━━━ Available data

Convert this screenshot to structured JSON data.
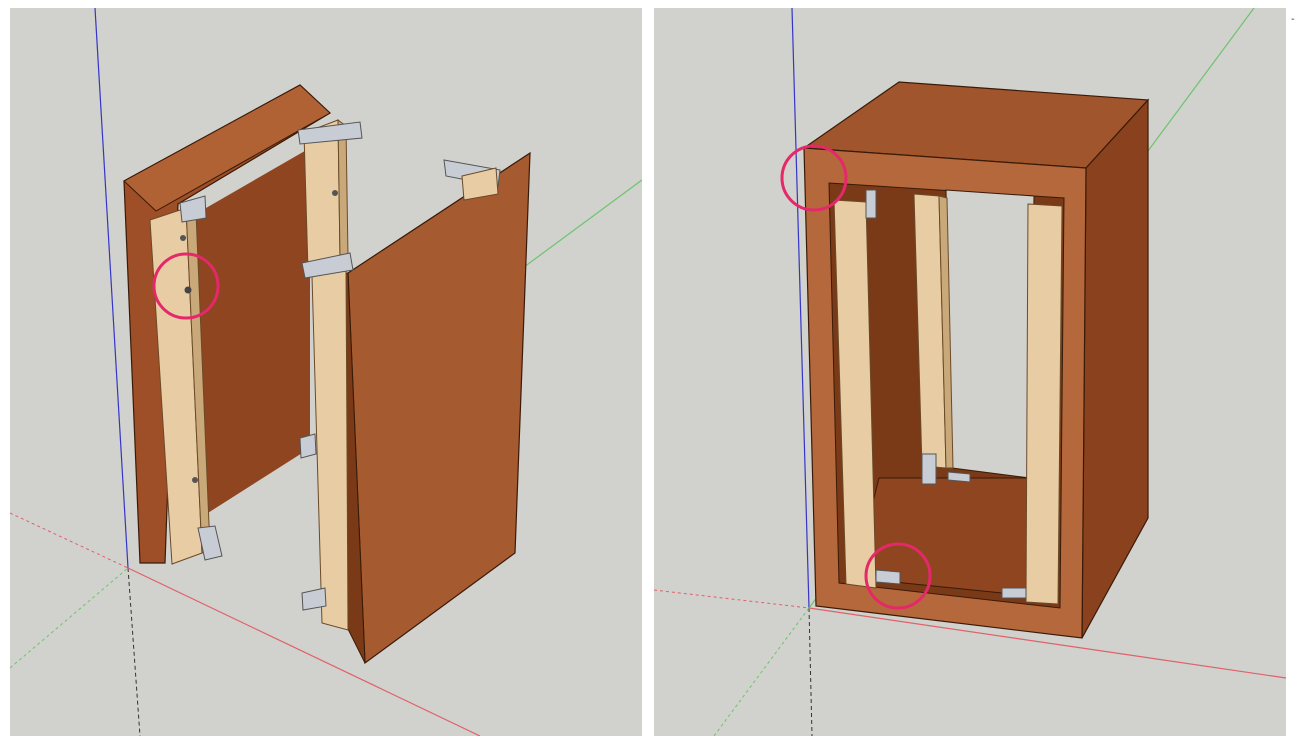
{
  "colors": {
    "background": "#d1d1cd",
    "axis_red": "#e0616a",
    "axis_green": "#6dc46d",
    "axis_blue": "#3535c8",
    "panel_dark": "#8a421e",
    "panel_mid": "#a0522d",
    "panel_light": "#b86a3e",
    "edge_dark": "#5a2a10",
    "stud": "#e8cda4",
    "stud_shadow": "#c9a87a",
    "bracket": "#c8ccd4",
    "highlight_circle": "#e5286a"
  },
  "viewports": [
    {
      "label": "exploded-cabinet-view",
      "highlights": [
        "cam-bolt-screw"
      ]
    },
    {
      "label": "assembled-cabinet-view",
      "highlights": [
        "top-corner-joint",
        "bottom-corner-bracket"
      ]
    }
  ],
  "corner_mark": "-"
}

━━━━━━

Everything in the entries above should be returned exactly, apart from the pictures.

Written answer:
Convert this screenshot to structured JSON data.
{
  "colors": {
    "background": "#d1d1cd",
    "axis_red": "#e0616a",
    "axis_green": "#6dc46d",
    "axis_blue": "#3535c8",
    "panel_dark": "#8a421e",
    "panel_mid": "#a0522d",
    "panel_light": "#b86a3e",
    "edge_dark": "#5a2a10",
    "stud": "#e8cda4",
    "stud_shadow": "#c9a87a",
    "bracket": "#c8ccd4",
    "highlight_circle": "#e5286a"
  },
  "viewports": [
    {
      "label": "exploded-cabinet-view",
      "highlights": [
        "cam-bolt-screw"
      ]
    },
    {
      "label": "assembled-cabinet-view",
      "highlights": [
        "top-corner-joint",
        "bottom-corner-bracket"
      ]
    }
  ],
  "corner_mark": "-"
}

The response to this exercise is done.